Book Review: A Study in Scarlet by Arthur Conan Doyle

StudyScarlet

A Study in Scarlet by Arthur Conan Doyle Recommended Ages: 12+ When detective fiction was still in its infancy, in the year 1887, this novel first appeared in an issue of Beeton’s Christmas Annual. Just imagine: it was the first anyone had ever heard of Sherlock Holmes! Then a young physician, just starting to stretch his literary muscles, Arthur Conan Doyle here created a character who has become one of the most enduring figures in ... Read More »

Book Review: Miss Peregrine’s Home for Peculiar Children

Peregrine

Miss Peregrine’s Home for Peculiar Children by Ransom Riggs Recommended Ages: 13+ What happens when a filmmaker, vintage photograph collector, and author of a reference work on Sherlock Holmes decides to write a YA novel? What happens is this creepy, funny, weird fantasy involving monsters, time travel, and children with super powers, all accompanied by an atmospheric selection of black-and-white photos. Our narrator on this journey is sixteen-year-old Jacob Portman, a smart-mouthed rich kid from ... Read More »

Book Review: The Ballad of Sir Dinadan by Gerald Morris

SirDinadan

The Ballad of Sir Dinadan by Gerald Morris Recommended Ages: 12+ The fifth book of the “Squire’s Tales” series continues this Wisconsin-based author’s retelling of Arthurian legends for younger readers with a combination of two knightly love stories with the point of view of a minstrel knight who has fallen out of love with romantic love. Forced into knighthood, though he would rather be a rebec-playing troubadour, Sir Dinadan rides out into the English countryside ... Read More »

Book Review: Rotters by Daniel Kraus

Rotters

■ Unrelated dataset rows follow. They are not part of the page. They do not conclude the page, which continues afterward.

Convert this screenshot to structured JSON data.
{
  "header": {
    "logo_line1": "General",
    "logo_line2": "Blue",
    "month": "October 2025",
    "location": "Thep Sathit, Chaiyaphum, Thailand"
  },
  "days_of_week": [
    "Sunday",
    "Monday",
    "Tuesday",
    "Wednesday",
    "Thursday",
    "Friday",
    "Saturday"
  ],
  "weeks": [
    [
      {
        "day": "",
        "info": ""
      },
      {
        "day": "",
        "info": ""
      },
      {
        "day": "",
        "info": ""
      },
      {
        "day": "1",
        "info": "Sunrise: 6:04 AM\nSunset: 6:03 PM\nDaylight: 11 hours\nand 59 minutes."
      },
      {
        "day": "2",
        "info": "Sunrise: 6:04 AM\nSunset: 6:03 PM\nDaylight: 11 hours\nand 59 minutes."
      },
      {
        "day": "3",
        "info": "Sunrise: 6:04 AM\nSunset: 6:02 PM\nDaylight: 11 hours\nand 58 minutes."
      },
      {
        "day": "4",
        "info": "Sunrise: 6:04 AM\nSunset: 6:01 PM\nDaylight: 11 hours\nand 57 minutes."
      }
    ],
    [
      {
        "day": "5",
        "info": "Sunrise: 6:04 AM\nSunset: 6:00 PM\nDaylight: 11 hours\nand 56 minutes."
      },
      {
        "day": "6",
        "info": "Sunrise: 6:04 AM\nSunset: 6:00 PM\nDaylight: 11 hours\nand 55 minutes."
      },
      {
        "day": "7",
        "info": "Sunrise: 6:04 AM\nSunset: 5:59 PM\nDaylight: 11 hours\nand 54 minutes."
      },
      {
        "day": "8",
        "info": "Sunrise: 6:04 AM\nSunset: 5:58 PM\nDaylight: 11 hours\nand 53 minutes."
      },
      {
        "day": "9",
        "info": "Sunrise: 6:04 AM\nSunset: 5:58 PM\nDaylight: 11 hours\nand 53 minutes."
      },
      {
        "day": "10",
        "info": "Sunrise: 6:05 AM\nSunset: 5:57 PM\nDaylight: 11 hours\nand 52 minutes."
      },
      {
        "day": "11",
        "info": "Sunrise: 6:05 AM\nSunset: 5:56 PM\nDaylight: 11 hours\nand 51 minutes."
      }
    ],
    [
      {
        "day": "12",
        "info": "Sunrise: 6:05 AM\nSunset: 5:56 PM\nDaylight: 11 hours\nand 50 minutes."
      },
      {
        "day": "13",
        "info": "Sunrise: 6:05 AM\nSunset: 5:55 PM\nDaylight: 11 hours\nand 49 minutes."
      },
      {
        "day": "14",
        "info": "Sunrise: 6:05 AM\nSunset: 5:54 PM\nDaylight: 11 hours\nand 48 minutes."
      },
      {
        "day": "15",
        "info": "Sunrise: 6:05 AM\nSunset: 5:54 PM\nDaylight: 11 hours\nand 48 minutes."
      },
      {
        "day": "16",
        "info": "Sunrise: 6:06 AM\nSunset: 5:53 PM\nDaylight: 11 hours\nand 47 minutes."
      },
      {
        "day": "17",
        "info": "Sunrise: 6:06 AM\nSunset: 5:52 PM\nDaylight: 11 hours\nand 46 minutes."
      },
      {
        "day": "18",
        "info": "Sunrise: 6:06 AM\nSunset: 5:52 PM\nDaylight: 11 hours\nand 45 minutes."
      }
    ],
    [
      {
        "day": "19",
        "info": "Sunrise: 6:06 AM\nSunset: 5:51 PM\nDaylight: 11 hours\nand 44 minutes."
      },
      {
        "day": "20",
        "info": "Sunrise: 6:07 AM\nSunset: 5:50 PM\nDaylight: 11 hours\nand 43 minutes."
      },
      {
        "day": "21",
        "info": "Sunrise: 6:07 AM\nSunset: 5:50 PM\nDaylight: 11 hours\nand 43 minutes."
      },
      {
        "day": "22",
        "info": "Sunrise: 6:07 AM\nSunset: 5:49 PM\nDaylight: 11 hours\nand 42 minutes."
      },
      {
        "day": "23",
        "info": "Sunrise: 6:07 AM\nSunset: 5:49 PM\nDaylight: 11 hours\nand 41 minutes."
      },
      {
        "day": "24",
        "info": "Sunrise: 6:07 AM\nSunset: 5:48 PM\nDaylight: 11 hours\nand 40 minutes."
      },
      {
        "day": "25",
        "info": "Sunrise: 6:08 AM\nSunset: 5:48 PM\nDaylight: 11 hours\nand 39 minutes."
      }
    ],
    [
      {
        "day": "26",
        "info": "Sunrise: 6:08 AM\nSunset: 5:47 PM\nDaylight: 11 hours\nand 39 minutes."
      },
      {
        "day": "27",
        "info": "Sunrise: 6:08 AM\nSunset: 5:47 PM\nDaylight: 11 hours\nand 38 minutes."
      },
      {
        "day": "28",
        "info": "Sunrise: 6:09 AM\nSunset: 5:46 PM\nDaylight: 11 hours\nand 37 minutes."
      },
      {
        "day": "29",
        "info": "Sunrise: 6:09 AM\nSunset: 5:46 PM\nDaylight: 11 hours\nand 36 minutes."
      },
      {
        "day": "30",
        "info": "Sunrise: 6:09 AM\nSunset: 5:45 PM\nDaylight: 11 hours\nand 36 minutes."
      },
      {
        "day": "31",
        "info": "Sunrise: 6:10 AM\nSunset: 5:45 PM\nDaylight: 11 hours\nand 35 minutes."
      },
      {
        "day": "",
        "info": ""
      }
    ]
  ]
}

Rotters by Daniel Kraus Recommended Ages: 14+ This book is a thriller and chiller of the sort that probably would have turned stomachs a generation ago. But if you’ve been watching CSI and its spinoffs, you may already have an idea what decaying corpses look like—though, mercifuly, not so much how they smell and feel. So this may be the perfect time to read a book featuring ripening bodies, graveyard dirt, and the last days ... Read More »